[[ Raw data open ]]
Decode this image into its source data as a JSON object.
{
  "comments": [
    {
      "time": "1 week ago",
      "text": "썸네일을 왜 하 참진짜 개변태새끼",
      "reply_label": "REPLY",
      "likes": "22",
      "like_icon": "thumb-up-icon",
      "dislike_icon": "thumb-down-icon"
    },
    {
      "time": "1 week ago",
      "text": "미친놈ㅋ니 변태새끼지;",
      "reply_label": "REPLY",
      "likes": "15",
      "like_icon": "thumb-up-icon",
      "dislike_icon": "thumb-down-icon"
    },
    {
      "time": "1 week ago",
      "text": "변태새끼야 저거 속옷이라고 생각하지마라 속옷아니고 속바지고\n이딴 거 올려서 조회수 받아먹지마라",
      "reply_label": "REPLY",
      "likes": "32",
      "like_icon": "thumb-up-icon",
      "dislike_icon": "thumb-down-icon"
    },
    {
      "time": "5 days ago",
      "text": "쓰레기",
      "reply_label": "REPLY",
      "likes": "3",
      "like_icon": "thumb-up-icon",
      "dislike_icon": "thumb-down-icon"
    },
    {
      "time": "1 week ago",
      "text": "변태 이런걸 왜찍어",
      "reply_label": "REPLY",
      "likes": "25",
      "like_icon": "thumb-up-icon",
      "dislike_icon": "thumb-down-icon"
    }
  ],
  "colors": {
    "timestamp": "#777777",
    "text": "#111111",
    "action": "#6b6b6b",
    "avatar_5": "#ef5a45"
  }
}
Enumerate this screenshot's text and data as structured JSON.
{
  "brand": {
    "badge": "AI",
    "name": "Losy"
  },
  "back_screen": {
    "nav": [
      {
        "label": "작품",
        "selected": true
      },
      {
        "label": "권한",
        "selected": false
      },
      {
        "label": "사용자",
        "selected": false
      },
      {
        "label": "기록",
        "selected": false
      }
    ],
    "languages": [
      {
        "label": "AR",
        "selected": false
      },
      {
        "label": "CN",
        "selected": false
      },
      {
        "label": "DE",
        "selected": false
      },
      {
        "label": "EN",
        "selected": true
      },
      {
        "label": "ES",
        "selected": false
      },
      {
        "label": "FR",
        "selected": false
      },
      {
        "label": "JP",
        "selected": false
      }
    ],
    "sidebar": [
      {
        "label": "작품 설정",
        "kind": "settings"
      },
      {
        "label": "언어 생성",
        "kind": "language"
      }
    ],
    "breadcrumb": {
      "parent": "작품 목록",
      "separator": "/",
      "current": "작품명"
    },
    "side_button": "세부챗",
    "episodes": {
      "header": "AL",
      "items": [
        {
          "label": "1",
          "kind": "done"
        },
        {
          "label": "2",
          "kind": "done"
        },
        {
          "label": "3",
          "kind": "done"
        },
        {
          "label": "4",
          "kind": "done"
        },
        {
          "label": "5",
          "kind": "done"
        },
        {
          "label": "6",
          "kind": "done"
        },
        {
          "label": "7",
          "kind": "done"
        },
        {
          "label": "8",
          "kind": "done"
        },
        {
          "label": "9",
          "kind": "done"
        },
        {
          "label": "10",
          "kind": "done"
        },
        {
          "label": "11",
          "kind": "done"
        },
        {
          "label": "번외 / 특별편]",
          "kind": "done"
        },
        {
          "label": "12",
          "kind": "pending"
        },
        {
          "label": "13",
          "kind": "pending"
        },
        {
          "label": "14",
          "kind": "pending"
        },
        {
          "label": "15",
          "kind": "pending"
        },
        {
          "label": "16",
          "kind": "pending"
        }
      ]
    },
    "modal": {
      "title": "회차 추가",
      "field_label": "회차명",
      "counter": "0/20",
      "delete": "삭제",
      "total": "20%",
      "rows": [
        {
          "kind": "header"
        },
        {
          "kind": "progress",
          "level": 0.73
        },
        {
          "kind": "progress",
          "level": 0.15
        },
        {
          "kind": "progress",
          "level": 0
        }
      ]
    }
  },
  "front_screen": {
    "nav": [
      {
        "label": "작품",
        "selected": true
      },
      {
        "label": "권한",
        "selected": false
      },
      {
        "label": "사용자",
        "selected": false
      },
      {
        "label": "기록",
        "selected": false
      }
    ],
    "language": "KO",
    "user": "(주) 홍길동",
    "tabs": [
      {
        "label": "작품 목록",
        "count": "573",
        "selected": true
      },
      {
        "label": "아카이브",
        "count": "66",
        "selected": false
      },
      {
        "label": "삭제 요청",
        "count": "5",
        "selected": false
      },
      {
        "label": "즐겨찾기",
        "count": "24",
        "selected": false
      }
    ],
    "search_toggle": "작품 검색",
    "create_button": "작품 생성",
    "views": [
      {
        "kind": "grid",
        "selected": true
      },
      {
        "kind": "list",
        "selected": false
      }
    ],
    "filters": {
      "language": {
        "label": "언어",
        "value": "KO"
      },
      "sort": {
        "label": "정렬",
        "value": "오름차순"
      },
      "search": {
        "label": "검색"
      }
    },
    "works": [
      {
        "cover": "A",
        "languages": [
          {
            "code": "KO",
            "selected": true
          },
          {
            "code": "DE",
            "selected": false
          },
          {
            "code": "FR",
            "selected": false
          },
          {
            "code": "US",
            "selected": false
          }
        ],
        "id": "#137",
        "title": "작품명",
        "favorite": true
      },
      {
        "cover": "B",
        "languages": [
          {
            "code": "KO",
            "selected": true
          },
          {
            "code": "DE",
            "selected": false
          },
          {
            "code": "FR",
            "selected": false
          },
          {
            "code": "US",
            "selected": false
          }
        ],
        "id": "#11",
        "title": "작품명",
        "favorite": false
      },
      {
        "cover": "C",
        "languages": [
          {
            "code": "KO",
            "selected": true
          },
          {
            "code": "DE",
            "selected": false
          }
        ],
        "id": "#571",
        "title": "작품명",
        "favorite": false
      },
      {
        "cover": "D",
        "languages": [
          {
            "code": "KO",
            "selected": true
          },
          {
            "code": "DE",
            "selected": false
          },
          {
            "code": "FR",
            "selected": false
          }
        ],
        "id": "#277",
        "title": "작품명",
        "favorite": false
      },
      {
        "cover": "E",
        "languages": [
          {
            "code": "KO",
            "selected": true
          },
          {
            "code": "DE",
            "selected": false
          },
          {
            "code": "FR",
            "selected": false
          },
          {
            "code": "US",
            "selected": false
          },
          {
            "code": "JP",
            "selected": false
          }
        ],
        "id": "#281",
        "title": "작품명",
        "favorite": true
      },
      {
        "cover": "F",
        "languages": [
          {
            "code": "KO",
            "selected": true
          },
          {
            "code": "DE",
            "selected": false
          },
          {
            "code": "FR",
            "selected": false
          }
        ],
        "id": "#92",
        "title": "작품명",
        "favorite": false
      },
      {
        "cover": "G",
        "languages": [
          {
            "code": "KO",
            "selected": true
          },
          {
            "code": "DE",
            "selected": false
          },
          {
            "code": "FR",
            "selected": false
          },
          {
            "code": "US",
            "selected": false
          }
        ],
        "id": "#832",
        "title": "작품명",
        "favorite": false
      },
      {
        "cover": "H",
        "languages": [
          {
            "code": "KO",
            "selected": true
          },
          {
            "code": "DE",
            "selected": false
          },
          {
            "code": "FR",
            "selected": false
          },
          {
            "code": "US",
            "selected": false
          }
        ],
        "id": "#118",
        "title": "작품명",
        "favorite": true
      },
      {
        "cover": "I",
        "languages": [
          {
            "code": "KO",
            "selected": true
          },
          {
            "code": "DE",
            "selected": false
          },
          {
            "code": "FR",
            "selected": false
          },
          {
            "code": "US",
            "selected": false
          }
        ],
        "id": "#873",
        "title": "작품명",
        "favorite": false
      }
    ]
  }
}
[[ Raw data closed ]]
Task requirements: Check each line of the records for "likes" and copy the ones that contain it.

Answer area:
      "likes": "22",
      "likes": "15",
      "likes": "32",
      "likes": "3",
      "likes": "25",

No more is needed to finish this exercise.